» **YOUR OBJECTIVE**: Scan the records for the word "GIFTED". Return each line where it is found.

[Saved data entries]
--------------------------------

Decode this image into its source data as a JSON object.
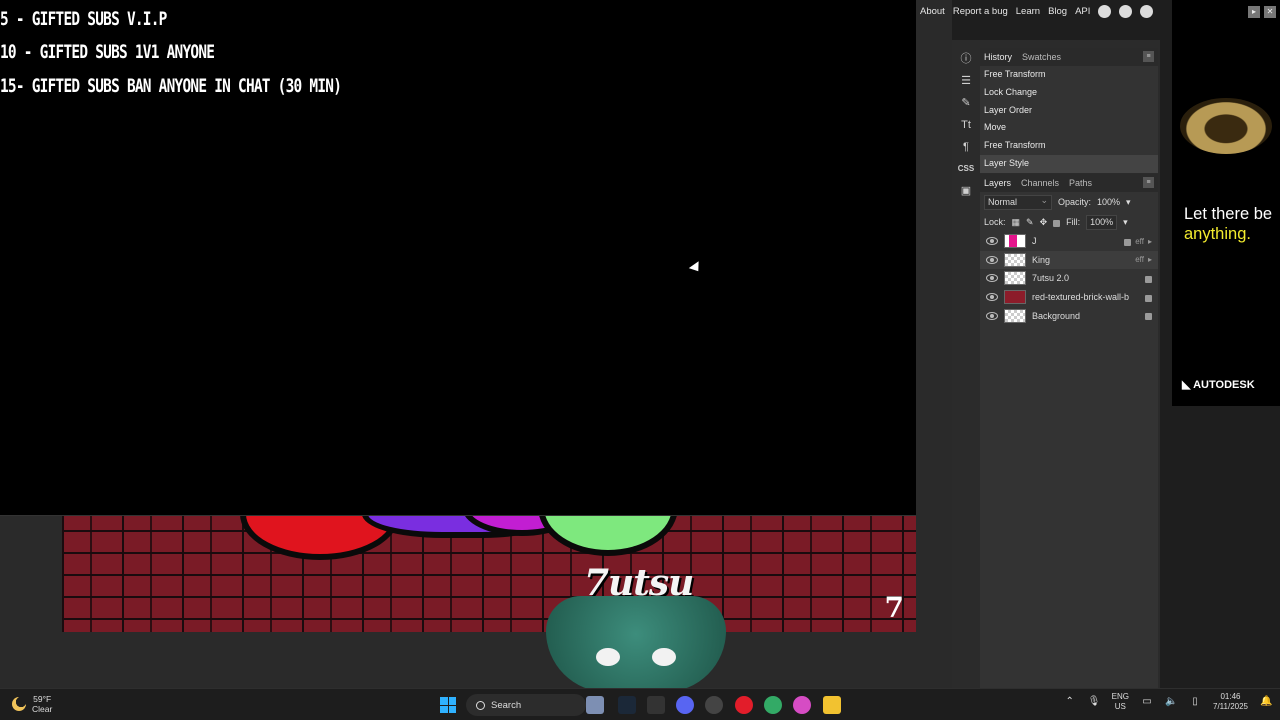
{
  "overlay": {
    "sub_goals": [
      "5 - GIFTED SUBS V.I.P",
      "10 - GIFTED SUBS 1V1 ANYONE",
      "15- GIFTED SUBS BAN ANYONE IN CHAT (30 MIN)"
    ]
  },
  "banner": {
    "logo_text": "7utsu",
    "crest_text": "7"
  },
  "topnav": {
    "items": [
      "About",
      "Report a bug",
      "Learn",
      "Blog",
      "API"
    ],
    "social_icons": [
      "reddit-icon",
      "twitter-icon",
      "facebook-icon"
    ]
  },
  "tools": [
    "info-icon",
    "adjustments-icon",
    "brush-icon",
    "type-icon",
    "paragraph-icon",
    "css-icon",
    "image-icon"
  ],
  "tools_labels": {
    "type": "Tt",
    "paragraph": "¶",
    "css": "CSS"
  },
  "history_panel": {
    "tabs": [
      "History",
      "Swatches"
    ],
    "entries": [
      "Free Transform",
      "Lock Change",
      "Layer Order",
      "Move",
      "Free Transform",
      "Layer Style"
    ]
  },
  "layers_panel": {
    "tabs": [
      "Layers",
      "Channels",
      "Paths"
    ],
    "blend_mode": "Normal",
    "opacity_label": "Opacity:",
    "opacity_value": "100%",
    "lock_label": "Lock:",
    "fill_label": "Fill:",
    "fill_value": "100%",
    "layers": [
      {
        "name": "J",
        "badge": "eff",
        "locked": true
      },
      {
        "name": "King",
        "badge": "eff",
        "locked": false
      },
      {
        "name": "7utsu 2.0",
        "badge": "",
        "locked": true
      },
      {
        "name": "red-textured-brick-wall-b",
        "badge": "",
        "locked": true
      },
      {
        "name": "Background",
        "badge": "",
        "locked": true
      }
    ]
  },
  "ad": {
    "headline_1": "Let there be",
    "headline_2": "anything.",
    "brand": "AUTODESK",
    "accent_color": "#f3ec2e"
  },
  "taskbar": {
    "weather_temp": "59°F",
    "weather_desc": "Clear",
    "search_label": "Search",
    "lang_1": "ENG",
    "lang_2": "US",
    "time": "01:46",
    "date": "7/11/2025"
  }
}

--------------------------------

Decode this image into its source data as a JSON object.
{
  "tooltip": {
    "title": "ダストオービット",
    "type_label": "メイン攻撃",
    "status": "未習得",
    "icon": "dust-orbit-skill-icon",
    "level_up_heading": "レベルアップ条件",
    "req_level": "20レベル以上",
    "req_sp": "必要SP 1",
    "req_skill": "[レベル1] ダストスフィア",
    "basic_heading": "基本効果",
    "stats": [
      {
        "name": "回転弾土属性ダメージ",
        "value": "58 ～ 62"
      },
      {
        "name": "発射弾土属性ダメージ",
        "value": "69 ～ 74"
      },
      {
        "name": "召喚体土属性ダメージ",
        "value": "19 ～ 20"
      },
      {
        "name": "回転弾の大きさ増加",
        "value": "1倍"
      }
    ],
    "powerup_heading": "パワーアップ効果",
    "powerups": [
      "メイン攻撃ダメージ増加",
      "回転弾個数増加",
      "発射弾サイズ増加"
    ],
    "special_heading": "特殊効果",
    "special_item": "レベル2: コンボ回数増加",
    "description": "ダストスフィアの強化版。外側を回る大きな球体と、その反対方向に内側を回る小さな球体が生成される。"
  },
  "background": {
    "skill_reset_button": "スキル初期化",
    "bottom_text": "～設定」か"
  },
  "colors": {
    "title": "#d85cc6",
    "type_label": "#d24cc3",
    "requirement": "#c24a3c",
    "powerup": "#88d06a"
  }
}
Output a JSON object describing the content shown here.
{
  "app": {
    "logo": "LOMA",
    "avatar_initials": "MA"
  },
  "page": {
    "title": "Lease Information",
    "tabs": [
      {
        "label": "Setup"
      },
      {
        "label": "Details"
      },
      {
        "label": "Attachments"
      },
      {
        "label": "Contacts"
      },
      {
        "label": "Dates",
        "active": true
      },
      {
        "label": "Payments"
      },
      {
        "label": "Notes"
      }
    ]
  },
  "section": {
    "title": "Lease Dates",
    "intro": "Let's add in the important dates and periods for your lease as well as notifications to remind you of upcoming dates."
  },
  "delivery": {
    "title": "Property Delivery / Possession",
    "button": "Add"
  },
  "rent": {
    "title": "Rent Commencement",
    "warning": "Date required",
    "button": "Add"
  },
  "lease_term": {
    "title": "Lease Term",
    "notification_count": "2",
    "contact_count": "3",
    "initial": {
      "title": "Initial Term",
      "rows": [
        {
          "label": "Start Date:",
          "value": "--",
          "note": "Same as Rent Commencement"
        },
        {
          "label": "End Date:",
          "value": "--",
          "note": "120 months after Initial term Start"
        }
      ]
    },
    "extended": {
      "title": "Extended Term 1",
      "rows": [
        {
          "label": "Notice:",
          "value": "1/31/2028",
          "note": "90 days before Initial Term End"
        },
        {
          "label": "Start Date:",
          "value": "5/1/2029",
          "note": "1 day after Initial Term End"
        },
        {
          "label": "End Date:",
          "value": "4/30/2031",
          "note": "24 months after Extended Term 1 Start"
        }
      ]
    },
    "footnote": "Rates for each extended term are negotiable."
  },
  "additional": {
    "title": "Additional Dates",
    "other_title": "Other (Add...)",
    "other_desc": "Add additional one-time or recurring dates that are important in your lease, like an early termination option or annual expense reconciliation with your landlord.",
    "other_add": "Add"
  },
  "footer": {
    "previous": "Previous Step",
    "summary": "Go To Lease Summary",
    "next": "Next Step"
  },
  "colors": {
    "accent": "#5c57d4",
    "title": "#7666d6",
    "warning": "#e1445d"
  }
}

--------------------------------

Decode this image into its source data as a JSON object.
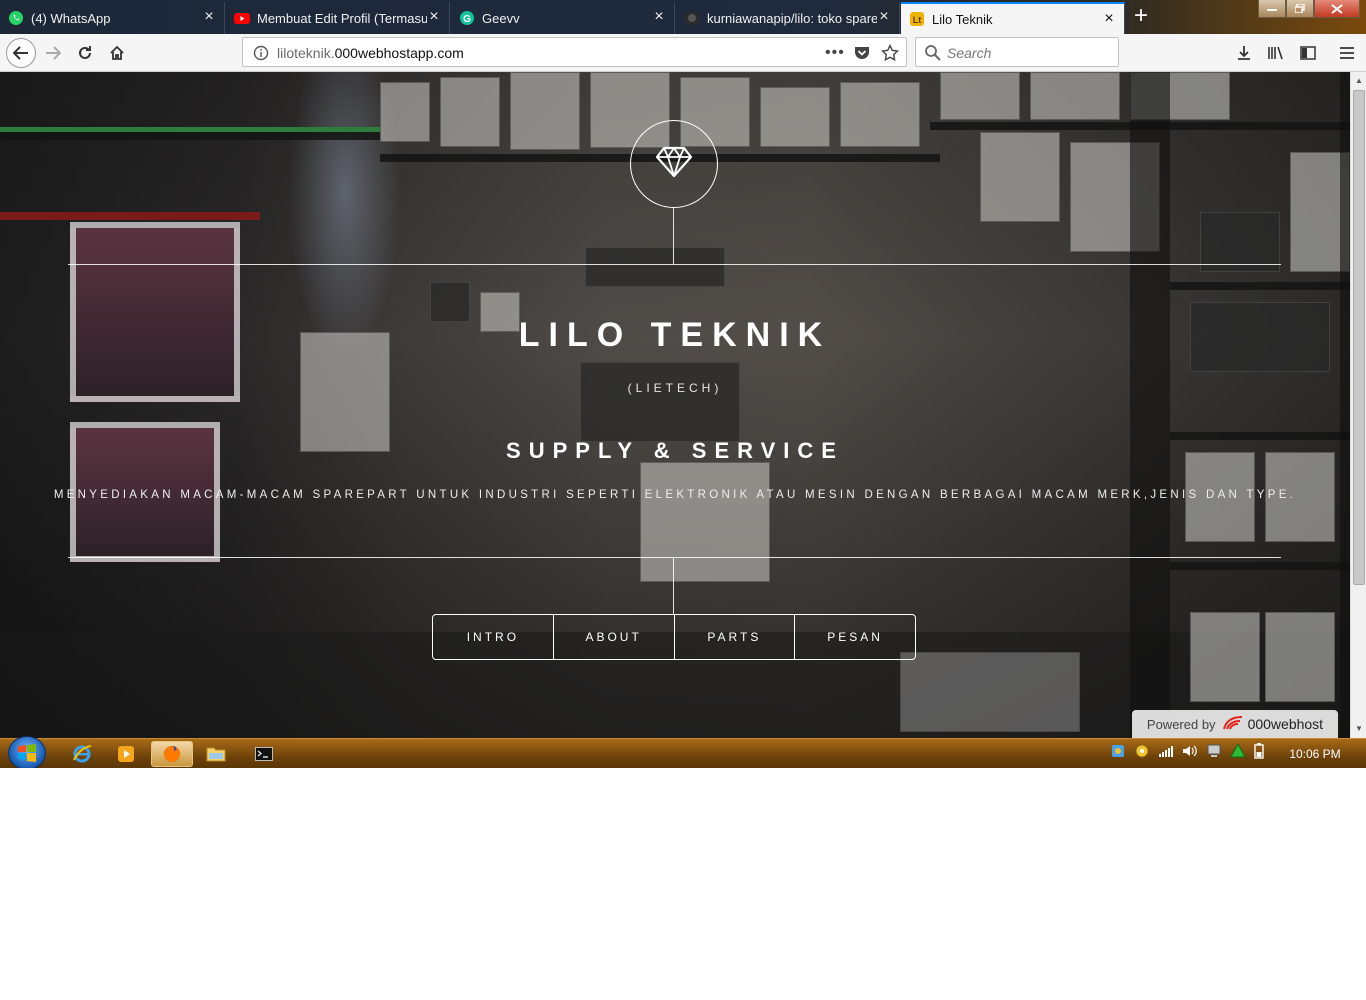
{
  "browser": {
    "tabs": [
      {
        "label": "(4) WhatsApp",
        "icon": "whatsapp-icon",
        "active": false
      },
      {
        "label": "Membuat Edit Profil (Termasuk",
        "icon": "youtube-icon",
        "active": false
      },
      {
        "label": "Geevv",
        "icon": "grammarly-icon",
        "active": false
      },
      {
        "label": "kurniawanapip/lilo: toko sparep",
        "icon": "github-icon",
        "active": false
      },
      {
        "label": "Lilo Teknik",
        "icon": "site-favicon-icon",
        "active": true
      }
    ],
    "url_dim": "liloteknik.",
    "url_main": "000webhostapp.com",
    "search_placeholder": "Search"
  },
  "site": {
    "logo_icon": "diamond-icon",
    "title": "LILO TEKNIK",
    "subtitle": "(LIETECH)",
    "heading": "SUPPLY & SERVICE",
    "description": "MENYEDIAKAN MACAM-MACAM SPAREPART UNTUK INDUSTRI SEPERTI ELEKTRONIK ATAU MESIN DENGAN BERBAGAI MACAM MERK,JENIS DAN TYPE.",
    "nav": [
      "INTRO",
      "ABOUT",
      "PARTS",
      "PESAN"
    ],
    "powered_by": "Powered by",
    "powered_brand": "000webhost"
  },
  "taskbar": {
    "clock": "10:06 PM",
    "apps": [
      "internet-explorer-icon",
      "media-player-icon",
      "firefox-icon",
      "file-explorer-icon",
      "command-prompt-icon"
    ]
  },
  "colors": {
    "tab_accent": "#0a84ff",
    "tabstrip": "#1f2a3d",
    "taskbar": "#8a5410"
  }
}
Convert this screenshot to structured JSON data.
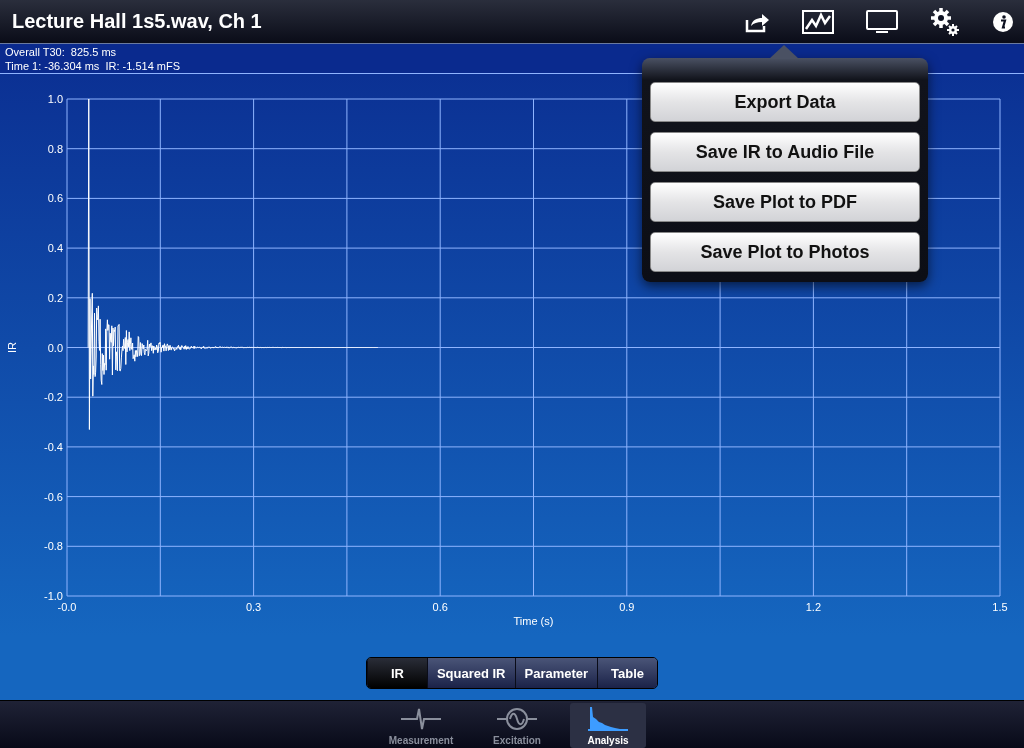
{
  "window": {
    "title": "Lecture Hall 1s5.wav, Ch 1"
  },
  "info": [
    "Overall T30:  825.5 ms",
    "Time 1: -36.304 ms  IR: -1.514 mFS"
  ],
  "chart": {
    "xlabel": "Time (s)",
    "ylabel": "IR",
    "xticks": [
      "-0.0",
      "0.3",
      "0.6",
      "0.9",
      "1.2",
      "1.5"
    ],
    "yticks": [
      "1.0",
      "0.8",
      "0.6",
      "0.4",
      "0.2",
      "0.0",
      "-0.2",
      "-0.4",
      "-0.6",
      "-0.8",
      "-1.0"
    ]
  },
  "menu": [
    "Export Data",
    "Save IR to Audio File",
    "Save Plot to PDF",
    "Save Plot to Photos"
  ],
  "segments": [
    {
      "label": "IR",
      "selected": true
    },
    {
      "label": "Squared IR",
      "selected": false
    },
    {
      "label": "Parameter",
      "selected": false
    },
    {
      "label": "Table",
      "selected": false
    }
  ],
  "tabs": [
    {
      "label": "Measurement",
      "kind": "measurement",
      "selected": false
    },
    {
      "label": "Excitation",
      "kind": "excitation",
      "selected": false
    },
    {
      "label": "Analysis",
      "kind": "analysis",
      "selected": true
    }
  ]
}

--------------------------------

» **RESULT OF THIS TASK**:
      "5 - GIFTED SUBS V.I.P",
      "10 - GIFTED SUBS 1V1 ANYONE",
      "15- GIFTED SUBS BAN ANYONE IN CHAT (30 MIN)"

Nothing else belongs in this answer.